Allan played golf with Mark Schmidt this past summer. He asked the coach why Sanders’ number hasn’t been retired. Schmidt said he and current AD Tim Kenney were of the understanding that Sanders didn’t graduate.
“I know for a fact he did,” Allan contends.
Satalin also confirmed that Sanders earned a degree from St. Bonaventure, and the school’s online alumni directory lists him as a class of 1978 graduate.
I ask Hagan again about the incident in Rochester. Does he think it is held against Sanders?
“What does that have to do with playing basketball?” Hagan asks rhetorically. “Your number gets retired for what you did on the court – not what you did off the court. That’s simple math.”

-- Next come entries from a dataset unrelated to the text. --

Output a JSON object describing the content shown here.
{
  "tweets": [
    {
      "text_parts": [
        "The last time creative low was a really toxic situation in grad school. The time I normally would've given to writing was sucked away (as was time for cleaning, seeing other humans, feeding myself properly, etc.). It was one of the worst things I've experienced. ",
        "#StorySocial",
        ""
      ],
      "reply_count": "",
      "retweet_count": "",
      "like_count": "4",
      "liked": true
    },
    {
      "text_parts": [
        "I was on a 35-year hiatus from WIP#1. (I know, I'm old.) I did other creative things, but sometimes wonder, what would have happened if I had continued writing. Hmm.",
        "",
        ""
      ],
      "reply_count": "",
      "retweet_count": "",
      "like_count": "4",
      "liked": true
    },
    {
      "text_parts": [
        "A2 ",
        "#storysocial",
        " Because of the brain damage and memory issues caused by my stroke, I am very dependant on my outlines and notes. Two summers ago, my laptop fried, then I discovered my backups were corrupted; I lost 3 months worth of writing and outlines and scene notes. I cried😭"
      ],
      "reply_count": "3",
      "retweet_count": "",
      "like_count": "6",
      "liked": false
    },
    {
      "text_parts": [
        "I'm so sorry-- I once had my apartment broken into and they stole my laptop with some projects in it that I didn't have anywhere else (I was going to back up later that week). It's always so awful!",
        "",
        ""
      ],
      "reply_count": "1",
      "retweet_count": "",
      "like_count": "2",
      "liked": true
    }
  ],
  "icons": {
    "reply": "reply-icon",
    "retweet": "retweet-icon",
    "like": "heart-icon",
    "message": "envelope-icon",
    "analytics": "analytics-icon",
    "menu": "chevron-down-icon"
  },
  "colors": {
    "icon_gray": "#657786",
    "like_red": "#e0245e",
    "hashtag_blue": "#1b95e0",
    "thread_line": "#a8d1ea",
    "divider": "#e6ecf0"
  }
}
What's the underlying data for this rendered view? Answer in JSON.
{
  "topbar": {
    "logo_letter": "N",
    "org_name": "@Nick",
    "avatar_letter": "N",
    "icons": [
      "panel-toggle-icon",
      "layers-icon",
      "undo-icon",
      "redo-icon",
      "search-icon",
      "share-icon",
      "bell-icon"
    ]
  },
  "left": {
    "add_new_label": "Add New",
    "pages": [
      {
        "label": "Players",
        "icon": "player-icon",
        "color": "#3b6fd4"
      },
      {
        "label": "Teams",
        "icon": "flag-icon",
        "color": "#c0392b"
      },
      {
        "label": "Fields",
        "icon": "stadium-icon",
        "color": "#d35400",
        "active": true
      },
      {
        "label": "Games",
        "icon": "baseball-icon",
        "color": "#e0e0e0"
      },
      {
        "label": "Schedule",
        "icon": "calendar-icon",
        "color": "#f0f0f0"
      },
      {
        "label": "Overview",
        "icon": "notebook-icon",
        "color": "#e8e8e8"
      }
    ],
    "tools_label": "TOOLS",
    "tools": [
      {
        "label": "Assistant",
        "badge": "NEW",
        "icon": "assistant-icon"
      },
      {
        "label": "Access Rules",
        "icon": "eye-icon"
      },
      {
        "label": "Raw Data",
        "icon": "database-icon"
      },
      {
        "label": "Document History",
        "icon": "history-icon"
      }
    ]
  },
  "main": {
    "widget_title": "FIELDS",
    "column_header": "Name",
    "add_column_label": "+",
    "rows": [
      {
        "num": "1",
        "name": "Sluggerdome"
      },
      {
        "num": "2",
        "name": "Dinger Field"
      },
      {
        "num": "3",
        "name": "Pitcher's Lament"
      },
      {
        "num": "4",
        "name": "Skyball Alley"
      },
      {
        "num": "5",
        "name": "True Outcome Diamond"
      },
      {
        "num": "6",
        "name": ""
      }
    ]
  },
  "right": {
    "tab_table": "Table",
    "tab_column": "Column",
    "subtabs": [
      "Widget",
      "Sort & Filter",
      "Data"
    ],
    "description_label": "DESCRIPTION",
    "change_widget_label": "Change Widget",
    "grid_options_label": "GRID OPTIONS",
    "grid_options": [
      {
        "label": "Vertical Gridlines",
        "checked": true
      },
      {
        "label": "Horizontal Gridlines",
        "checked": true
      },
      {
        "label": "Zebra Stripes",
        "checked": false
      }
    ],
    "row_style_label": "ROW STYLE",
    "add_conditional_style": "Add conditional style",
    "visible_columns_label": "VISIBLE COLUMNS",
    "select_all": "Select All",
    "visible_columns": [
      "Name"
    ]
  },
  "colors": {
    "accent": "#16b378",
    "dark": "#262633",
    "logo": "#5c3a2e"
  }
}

Mest says there is no athletic department policy in place – per se – that is followed for jersey retirements. In the past, the decision has been left up to the athletic director.
Kenney has plans to change that. Mest says the AD has designs on convening the athletics hall of fame committee to discuss and approve jersey retirements for all sports.
There are no plans yet, Mest says, to discuss Sanders or any other player with the committee.
Mest asserts that Sanders’ connection to the university – or lack thereof – would not preclude him from jersey retirement.
“We would reach out to him in good faith,” Mest says.
But would Sanders come back? That, of course, is a mystery.
There may be any number of reasons why Sanders chose to distance himself from St. Bonaventure.
Maybe he is disheartened by the memories of his senior year, and how coming back to school may have excluded him from a lucrative NBA career.
Maybe he is ashamed and embarrassed of the incident in Rochester.
Maybe, like Allan says, he feels blackballed by his alma mater.
Maybe he has been so burdened by the stroke to recall his days at St. Bonaventure.
Maybe he simply moved on to the next phase of his life.
“Maybe Jimmy Engelhardt is right in a sense,” Satalin says. “Maybe he wouldn’t come back or that he hasn’t been back in a long time.”
Before hanging up with Satalin, he tells me he is hopeful St. Bonaventure and Sanders reconnect. He says honoring Sanders – not necessarily a jersey retirement – would be a perfect occasion for a reunion.
Lo and behid, next season marks the 40th anniversary of his 40-point game in the NIT championship – and, perhaps, an ideal opportunity to solve the mystery of Greg Sanders.